Where he might be without injuries: 3-time All-Star, 4-time Gold Glove Award winner, 245 home runs, 168 steals
Buxton is a walking 30-30 -- or perhaps even 40-40 -- season year-in and year-out if he’s healthy. With 550 at-bats and 150 games a season, he’d be nearing the 250-homer/200-steal milestones in 2024. Given his elite defense in center field, Buxton would probably be racking up the Gold Glove Awards, as well.

What may be ahead: Buxton is in his age-30 season, so if he can stay on the field enough, there’s no reason he can’t reach the aforementioned milestones and beyond.

, RHP, Guardians
Shoulder and elbow injuries have limited Bieber during his career, the most recent being a damaged ulnar collateral ligament that necessitated Tommy John surgery. The 2020 AL Cy Young Award winner was off to a tremendous start this season, striking out 20 over his first two starts before the injury.

What he’s accomplished: 2020 AL Cy Young Award winner, 2-time All-Star, 2019 All-Star Game MVP, ERA title, 2022 Gold Glove Award winner, 958 strikeouts

Where he might be in 2025 without injuries: 2-time AL Cy Young Award winner, 4-time All-Star, 2 ERA titles, 1,400 strikeouts
Since Bieber won't pitch again this season, and assuming his strikeout rate would have been back to 33%, which it was before a two-year decline in velocity, we've projected where he might have been going into 2025. There's no reason to think Bieber wouldn't have competed for another Cy Young Award this year and he likely would have been an All-Star.
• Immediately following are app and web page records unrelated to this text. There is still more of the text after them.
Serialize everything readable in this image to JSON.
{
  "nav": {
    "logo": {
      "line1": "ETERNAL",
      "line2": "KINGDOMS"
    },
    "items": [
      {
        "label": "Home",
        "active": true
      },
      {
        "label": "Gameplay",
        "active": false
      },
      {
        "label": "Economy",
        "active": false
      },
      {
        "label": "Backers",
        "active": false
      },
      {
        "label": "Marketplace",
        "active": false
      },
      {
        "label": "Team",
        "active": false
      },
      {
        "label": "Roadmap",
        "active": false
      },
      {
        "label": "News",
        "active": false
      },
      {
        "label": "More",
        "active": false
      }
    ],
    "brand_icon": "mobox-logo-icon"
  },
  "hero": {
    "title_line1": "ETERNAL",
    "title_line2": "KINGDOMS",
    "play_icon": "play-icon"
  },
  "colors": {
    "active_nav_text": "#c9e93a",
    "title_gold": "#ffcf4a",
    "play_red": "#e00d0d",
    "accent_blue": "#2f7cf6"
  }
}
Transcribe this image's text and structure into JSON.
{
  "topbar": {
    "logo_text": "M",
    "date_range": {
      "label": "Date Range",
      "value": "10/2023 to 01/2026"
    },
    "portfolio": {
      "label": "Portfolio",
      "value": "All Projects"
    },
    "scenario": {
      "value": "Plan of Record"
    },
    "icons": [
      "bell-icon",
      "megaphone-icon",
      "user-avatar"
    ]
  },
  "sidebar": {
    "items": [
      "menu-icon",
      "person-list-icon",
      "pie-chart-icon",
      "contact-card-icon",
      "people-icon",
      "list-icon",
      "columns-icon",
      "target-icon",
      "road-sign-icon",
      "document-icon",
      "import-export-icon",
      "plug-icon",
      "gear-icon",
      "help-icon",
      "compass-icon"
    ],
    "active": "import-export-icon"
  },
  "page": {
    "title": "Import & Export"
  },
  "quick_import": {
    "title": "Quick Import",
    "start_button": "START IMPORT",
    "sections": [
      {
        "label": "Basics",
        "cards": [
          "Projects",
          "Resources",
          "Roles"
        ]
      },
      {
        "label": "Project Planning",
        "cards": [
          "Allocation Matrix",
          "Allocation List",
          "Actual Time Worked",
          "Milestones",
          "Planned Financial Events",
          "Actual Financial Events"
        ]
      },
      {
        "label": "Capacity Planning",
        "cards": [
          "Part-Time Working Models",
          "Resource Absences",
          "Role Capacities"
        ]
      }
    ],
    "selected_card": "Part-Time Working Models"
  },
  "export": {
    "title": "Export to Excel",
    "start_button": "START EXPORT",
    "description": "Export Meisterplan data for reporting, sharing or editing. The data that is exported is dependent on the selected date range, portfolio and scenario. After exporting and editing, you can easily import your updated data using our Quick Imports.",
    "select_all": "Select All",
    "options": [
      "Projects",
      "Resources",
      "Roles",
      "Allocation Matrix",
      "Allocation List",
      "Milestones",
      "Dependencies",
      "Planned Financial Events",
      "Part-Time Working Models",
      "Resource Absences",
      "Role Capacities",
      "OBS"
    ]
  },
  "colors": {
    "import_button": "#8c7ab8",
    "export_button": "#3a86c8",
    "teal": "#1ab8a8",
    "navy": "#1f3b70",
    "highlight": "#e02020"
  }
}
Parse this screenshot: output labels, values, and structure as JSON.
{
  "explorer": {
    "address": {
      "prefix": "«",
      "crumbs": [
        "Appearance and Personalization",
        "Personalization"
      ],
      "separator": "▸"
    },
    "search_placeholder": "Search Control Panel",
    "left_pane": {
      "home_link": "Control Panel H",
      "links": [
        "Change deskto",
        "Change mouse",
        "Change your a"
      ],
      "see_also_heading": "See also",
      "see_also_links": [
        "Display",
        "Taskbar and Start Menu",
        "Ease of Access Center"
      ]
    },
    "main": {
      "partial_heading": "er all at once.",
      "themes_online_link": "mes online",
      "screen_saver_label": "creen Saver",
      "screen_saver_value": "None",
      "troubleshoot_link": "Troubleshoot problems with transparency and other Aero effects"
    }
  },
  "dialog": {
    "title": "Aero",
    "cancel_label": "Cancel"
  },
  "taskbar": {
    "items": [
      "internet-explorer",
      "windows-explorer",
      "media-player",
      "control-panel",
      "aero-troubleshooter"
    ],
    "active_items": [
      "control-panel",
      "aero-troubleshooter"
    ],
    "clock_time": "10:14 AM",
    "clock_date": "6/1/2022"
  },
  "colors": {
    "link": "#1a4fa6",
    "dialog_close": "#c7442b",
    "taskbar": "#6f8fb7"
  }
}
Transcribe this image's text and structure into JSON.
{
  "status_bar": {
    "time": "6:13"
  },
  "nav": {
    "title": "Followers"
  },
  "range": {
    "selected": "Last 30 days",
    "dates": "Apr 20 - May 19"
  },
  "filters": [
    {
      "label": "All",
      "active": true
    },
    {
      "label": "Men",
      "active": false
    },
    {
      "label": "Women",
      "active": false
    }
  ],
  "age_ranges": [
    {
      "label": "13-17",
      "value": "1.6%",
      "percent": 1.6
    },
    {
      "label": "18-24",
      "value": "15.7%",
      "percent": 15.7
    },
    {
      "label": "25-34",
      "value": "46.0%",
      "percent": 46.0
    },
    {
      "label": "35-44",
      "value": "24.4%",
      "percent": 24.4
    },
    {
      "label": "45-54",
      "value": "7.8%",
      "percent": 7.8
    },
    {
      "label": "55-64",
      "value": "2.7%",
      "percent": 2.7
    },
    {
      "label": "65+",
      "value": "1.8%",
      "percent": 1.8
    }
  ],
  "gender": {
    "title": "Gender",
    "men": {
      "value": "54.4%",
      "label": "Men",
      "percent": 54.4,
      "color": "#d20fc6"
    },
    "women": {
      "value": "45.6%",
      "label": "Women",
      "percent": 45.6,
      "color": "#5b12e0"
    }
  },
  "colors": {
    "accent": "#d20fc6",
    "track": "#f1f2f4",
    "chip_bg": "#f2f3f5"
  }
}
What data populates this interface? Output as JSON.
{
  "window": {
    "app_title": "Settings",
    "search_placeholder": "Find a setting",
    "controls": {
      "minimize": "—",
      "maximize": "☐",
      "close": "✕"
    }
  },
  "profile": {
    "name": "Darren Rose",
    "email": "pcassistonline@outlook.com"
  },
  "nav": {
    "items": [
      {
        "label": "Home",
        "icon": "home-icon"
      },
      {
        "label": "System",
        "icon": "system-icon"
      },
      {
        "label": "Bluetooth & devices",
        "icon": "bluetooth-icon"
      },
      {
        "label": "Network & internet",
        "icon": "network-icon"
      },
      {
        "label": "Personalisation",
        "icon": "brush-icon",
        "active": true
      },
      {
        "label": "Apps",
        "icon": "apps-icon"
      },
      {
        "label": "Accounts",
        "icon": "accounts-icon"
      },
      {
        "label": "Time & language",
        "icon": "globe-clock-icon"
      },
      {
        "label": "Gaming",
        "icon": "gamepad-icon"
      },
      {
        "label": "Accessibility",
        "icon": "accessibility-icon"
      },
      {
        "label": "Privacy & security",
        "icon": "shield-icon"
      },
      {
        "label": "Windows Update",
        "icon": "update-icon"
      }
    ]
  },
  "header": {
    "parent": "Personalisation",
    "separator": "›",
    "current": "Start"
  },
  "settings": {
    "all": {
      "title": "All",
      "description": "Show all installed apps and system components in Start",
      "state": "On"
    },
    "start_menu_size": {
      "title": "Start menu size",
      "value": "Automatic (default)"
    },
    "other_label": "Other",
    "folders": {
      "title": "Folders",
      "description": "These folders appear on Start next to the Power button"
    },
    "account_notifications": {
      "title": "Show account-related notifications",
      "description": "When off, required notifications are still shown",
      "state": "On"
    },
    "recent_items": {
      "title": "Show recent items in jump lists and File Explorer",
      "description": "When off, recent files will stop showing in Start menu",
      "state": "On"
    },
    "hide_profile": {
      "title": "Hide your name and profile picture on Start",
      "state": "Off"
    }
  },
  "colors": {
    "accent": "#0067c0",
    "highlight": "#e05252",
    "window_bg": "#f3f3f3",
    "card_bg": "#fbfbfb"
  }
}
Given his strikeout rate during the seasons in which he missed time before this year, as well as a 33% figure for '24, he'd be around 1,400 strikeouts.

What may be ahead: Tommy John surgery will cost Bieber the rest of this season, but he’s still only 29, meaning he’s got a lot left in the tank if all goes well in his recovery. If his velocity remains what it was to start this year, his strikeout rate may jump back up. Another Cy Young Award or two before it's all said and done? Between 2,000 and 2,500 career strikeouts? Not a stretch to imagine those happening.